Attorney Barrett Painter has been named Cleveland Municipal Court judge to finish the term of the late Bill Moss.
Painter, who will be sworn in on Sept. 8, will serve a two-year term.
Painter was one of two local attorneys who applied for the position.
“I grew up here, watched my dad (Harlan Painter) be the city attorney forever and I wanted to give back to the city,” Painter said.
His father served as the city attorney for more than 40 years.
District 4 Councilman David May nominated Painter for the position during Monday’s voting session.
“I worked for my dad for eight years … and as part of that time I was the city prosecutor for the city of Cleveland, so I think I have the experience. Hopefully, we will be able to do a good job for the city and the people of Cleveland,” Painter said.
Since 2005, Painter has been an attorney with Chancey, Kanavos, Love & Painter.
“I’ve done mainly family law, divorces, child custody, parenting time issues … I do some disability Social Security, but mainly family law,” Painter said.
The city court deals with cases of city ordinance and environmental code violations.
Also during the meeting, the Cleveland City Council voted to buy a building next to the Webb building, which sits over the Taylor Spring, to convert the area into an historic site.
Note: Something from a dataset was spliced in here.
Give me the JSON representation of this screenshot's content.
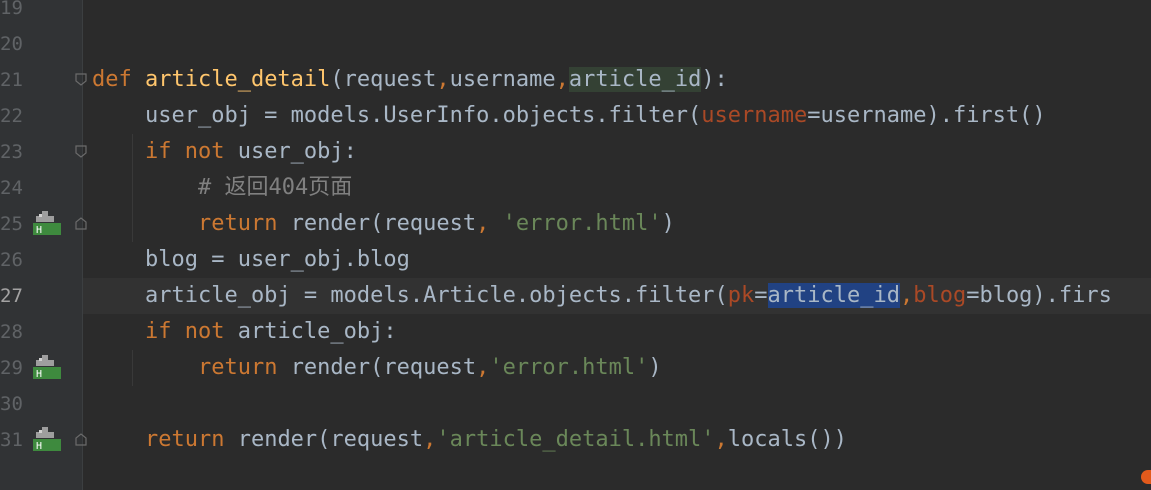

Taylor Spring is the starting site of Cleveland’s history.
Rowland said the Tennessee Historical Commission will be coming to the site on Wednesday to discuss its historic significance and the city’s plans for the site.
Two resolutions were also approved:
n Authorizing the Chief Executive Officer Ken Webb of Cleveland Utilities to act on behalf of the City of Cleveland with respect to a loan application with the Tennessee Department of Environment and Conservation, Drinking Water State Revolving Fund Loan Program for water meter replacements”
n Authorizing the financing of a water facilities project construction, including authorizing the execution of needed documentation.